“And when you’re in a Slump, you’re not in for much fun. Un-slumping yourself is not easily done.” Dr Seuss

April 7, 2011

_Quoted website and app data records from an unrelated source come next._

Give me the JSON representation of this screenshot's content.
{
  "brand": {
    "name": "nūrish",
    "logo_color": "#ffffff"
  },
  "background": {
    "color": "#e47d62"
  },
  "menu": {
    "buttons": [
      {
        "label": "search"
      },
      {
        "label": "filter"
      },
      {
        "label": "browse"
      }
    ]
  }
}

To un-slump the slump, this is my focus today. I almost have it, but not without a lot of effort. I blame it on the drugs, again. I was wondering why I called someone “Ion” instead of “Ian” and said someone was from Hebrew instead of Israel. Things were a bit blurry today as I am preparing for my visit to the closet. Unfortunately, my doctor is in Europe now, so I am almost “on my own” as far as the doctor situation as he is the one who is more comforting and hand holding. I do have my cousin hand holder and entertainer who will help pass the time. The real issue is whether my face is plastered with an arrow in the staff area OR will I get upgraded? (I doubt I could get downgraded as there isn’t another place worse at this point.) I was thinking of putting a sharpie note on the inside of both my arms like they do before surgery with “slow drip equals 45 minutes per drug”, but it may be a bit too much. I don’t even have an outfit ready as the weather has been so strange from hot to cold to almost rain. I was enjoying my drug free moments so much the past few days visiting San Diego that I forgot how it felt. It was so great to be so removed from the routine of my treatment that the drugged feeling threw me for a loop as if I never had this feeling.

After enjoying the best trip to San Diego ever, I am pouting just a little bit. Back to my treatment job of phoning, following up and down, sending emails, sending my lab reports and scans with various doctors, and the fun of the bills. I do enjoy the phone calls from the insurance who check on me every 3 weeks to see if I am ready to jump or be locked up in a loony bin. I give the usual answer that all is working great and I am feeling great. I have never felt better (enjoying toxins in my bloodstream every 3 weeks is a pleasurable activity).  One wrong answer escalates me to DEFCON 1 and the calls start flowing from the “VIP services” which really means Volatile In(toxicated) Patient. I don’t have time for that, so I carefully choose my words: fine, great, excellent, healthy, minimum side effects, well-rested, calm, and calm and relaxed.  I am also working on the tumor profiling analysis which my doctor responded via email from Europe saying that this is a great thing to do before the samples are not viable. Now, I should drink to the treasure hunt of finding my samples. I will have to call on Friday hoping that I am not so “intoxicated”.

I will NOT be thinking of the non Passover items that Alex is hoping to clear out this weekend (remember I need my carbs and matzo does not count) and just focus on tomorrow. Instead of sharpie, I think I will place a post it note on my sweater saying, “if found, please provide a slow drip and return to Jim Triestman”.  I will continue with my “un-slumping phase” before I go to bed.